Give back the data below exactly as it was given.

══ Extracted records

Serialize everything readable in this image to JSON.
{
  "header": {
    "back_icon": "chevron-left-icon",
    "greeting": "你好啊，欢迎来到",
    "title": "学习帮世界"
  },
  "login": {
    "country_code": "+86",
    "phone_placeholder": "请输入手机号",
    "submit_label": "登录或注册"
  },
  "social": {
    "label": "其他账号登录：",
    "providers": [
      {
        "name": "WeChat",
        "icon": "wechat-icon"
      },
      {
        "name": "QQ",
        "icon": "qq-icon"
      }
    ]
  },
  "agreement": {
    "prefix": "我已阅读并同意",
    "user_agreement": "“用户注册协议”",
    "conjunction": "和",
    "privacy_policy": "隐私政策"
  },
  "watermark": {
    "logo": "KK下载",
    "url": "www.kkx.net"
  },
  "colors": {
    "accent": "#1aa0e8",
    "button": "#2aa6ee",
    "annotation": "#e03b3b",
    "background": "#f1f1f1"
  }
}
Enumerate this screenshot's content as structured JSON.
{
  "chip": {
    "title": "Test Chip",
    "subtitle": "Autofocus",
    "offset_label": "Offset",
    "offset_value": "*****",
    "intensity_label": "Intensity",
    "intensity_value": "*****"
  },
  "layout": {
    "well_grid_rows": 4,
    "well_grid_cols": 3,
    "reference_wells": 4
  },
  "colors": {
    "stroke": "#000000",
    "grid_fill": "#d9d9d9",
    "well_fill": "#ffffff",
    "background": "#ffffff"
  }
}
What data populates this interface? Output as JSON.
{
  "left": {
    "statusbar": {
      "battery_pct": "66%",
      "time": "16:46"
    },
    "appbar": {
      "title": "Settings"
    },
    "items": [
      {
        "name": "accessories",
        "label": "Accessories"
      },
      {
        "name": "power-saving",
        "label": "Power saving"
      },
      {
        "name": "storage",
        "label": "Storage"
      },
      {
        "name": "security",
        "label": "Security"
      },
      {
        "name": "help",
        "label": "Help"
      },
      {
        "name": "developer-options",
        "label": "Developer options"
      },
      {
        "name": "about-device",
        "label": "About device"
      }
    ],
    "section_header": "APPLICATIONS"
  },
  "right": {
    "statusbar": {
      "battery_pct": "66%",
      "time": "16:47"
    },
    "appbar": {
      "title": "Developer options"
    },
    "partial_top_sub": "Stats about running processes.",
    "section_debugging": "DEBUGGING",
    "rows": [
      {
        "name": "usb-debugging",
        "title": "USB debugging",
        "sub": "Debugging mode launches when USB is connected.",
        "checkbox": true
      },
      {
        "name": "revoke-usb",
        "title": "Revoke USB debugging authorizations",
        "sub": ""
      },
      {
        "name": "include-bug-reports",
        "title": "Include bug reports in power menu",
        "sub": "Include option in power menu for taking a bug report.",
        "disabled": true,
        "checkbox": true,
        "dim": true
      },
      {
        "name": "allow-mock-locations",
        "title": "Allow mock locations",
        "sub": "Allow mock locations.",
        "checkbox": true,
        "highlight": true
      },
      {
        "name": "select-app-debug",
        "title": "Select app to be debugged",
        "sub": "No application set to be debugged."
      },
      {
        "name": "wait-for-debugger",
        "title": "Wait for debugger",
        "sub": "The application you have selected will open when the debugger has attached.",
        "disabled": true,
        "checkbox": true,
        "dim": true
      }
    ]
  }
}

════

**Finished task:**
Serialize everything readable in this image to JSON.
{
  "header": {
    "back_icon": "chevron-left-icon",
    "greeting": "你好啊，欢迎来到",
    "title": "学习帮世界"
  },
  "login": {
    "country_code": "+86",
    "phone_placeholder": "请输入手机号",
    "submit_label": "登录或注册"
  },
  "social": {
    "label": "其他账号登录：",
    "providers": [
      {
        "name": "WeChat",
        "icon": "wechat-icon"
      },
      {
        "name": "QQ",
        "icon": "qq-icon"
      }
    ]
  },
  "agreement": {
    "prefix": "我已阅读并同意",
    "user_agreement": "“用户注册协议”",
    "conjunction": "和",
    "privacy_policy": "隐私政策"
  },
  "watermark": {
    "logo": "KK下载",
    "url": "www.kkx.net"
  },
  "colors": {
    "accent": "#1aa0e8",
    "button": "#2aa6ee",
    "annotation": "#e03b3b",
    "background": "#f1f1f1"
  }
}
Enumerate this screenshot's content as structured JSON.
{
  "chip": {
    "title": "Test Chip",
    "subtitle": "Autofocus",
    "offset_label": "Offset",
    "offset_value": "*****",
    "intensity_label": "Intensity",
    "intensity_value": "*****"
  },
  "layout": {
    "well_grid_rows": 4,
    "well_grid_cols": 3,
    "reference_wells": 4
  },
  "colors": {
    "stroke": "#000000",
    "grid_fill": "#d9d9d9",
    "well_fill": "#ffffff",
    "background": "#ffffff"
  }
}
What data populates this interface? Output as JSON.
{
  "left": {
    "statusbar": {
      "battery_pct": "66%",
      "time": "16:46"
    },
    "appbar": {
      "title": "Settings"
    },
    "items": [
      {
        "name": "accessories",
        "label": "Accessories"
      },
      {
        "name": "power-saving",
        "label": "Power saving"
      },
      {
        "name": "storage",
        "label": "Storage"
      },
      {
        "name": "security",
        "label": "Security"
      },
      {
        "name": "help",
        "label": "Help"
      },
      {
        "name": "developer-options",
        "label": "Developer options"
      },
      {
        "name": "about-device",
        "label": "About device"
      }
    ],
    "section_header": "APPLICATIONS"
  },
  "right": {
    "statusbar": {
      "battery_pct": "66%",
      "time": "16:47"
    },
    "appbar": {
      "title": "Developer options"
    },
    "partial_top_sub": "Stats about running processes.",
    "section_debugging": "DEBUGGING",
    "rows": [
      {
        "name": "usb-debugging",
        "title": "USB debugging",
        "sub": "Debugging mode launches when USB is connected.",
        "checkbox": true
      },
      {
        "name": "revoke-usb",
        "title": "Revoke USB debugging authorizations",
        "sub": ""
      },
      {
        "name": "include-bug-reports",
        "title": "Include bug reports in power menu",
        "sub": "Include option in power menu for taking a bug report.",
        "disabled": true,
        "checkbox": true,
        "dim": true
      },
      {
        "name": "allow-mock-locations",
        "title": "Allow mock locations",
        "sub": "Allow mock locations.",
        "checkbox": true,
        "highlight": true
      },
      {
        "name": "select-app-debug",
        "title": "Select app to be debugged",
        "sub": "No application set to be debugged."
      },
      {
        "name": "wait-for-debugger",
        "title": "Wait for debugger",
        "sub": "The application you have selected will open when the debugger has attached.",
        "disabled": true,
        "checkbox": true,
        "dim": true
      }
    ]
  }
}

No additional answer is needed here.